What is happening is that people live longer and die faster, so communities need fewer skill-care units and more independent-living ones, so adding those types is important.

CH: Is it possible that the staff will treat you differently, knowing who you really are?

DD: No. Obviously, visually we are different, but they are told this will only be valuable if they treat us like any other resident, to squint and fake it. Yes, they give us breath mints for pills, but we have to go through the processes. There shouldn’t be anything guest-like about this.

CH: Perhaps other projects could benefit from this kind of interactive analysis...
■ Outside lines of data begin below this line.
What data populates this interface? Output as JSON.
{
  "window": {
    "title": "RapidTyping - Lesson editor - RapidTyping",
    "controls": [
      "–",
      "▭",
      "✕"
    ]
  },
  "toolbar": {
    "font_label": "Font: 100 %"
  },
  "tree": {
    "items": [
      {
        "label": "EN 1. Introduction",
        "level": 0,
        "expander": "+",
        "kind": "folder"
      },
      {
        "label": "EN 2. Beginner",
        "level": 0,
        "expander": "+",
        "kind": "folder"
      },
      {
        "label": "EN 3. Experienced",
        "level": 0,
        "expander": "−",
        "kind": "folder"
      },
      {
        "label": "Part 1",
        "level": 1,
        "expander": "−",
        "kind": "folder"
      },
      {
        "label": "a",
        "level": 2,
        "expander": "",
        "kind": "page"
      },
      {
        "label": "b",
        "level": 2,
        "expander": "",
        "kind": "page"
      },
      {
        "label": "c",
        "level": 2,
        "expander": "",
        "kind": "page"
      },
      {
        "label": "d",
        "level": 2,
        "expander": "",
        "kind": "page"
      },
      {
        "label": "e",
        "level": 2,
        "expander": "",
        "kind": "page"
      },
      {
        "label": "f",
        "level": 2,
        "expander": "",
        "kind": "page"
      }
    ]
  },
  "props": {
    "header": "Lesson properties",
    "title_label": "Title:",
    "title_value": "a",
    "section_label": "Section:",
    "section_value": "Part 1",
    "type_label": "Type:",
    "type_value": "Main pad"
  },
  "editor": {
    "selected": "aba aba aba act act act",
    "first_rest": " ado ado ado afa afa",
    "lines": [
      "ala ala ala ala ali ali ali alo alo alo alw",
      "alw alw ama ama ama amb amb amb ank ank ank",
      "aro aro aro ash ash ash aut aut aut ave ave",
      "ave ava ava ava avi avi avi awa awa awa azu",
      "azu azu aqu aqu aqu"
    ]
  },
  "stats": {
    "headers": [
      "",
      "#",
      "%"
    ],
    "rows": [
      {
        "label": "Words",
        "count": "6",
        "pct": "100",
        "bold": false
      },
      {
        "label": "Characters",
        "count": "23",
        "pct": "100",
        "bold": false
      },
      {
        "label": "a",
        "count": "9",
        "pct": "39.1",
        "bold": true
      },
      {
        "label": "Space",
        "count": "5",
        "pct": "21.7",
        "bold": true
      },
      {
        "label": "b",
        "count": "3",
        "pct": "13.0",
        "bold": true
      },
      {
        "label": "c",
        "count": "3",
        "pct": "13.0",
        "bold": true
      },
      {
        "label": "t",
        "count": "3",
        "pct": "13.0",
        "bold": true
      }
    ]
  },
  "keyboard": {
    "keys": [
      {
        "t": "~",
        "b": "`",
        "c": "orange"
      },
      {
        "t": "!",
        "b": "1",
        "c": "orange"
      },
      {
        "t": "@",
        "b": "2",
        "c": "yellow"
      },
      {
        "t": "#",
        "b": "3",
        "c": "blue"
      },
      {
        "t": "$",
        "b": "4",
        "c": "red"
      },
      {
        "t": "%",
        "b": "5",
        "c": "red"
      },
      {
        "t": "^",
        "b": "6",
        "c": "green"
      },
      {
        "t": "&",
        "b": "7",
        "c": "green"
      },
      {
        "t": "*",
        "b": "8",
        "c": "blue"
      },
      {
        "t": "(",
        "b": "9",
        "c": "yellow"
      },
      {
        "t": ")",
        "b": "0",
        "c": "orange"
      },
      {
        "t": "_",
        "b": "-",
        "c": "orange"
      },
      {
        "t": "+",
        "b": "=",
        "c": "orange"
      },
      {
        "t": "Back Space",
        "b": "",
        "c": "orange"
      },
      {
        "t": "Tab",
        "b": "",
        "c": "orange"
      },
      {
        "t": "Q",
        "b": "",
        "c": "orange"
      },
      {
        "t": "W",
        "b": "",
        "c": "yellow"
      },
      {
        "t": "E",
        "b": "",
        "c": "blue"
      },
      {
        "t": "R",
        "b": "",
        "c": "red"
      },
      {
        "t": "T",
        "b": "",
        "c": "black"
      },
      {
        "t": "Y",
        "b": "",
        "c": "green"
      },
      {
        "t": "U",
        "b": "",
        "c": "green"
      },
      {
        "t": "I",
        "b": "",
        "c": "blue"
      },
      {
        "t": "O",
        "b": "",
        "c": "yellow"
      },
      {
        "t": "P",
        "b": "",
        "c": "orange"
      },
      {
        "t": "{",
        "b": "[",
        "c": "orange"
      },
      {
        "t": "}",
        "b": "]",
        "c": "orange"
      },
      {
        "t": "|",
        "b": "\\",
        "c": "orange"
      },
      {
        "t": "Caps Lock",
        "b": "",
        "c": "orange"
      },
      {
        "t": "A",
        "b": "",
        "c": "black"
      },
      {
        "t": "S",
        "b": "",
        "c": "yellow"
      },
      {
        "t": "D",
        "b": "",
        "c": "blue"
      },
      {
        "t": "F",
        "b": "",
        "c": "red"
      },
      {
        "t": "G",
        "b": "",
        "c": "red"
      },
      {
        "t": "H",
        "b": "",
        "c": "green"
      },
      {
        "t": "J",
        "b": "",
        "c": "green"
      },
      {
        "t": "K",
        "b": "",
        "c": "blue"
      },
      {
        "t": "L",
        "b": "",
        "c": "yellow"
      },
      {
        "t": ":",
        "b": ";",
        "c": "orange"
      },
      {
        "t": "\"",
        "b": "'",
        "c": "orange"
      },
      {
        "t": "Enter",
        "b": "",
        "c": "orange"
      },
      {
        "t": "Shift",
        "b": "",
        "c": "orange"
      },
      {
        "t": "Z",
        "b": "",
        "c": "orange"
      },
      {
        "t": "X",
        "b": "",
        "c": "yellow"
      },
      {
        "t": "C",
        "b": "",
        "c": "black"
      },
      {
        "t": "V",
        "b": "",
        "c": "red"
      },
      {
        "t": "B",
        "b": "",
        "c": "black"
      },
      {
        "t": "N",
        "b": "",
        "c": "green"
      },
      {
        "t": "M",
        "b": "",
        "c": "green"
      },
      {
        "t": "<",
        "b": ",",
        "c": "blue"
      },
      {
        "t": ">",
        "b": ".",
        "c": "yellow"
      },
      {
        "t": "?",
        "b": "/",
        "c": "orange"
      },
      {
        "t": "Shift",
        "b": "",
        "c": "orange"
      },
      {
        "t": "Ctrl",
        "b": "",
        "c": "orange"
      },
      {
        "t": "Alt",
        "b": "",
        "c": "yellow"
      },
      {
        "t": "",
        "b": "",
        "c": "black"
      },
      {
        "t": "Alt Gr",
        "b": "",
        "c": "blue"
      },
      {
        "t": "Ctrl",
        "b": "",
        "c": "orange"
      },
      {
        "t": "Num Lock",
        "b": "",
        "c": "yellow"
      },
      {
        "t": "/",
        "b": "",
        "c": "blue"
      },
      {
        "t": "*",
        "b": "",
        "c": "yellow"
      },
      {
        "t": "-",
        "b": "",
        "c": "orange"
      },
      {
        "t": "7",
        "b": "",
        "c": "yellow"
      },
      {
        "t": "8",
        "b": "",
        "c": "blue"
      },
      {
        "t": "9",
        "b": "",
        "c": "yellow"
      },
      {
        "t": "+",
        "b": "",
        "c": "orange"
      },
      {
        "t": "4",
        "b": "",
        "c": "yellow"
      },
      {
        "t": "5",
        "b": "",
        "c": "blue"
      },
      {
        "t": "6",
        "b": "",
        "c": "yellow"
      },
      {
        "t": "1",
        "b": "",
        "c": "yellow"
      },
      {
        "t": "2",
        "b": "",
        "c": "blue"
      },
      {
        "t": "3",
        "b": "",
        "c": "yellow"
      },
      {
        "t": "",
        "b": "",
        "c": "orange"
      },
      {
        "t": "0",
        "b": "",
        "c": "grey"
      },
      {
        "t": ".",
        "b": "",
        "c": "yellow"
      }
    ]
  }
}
DD: Our education school guys are already on it. And the healthcare branch of architecture is better at evidence-based design than anybody else. They’re ahead of us, though I haven’t heard about anybody else doing this in senior living. But the education guys are promising to start their work as fake students. It has a pay-it-forward aspect that I find very gratifying.

CH: All the attention might help you get commissions. What would you say to people who call it a publicity stunt?

DD: This will give us a leg up, but it started as an internal self-improvement project for our firm. I’m really wrapping myself with a firewall, to focus on the academic part, so it doesn’t turn into a publicity stunt. It’s grown a lot, and I’ve gotten calls from friends I haven’t heard from in a while, but I don’t want it to be seen as gimmicky.

CH: You’re 58, close to retirement age. Has that stirred your interest? Will you move to a senior-living community? What kind?

DD: It will be 25 years before I go into a community, and I hope some bright young 58-year-old will do for me what I’m doing for 85-year-olds today. My forecast is the stigma of living in a nursing home will evaporate, thankfully, and we will see seniors living in much nicer accommodations, with wider bandwidths of ages and opportunities.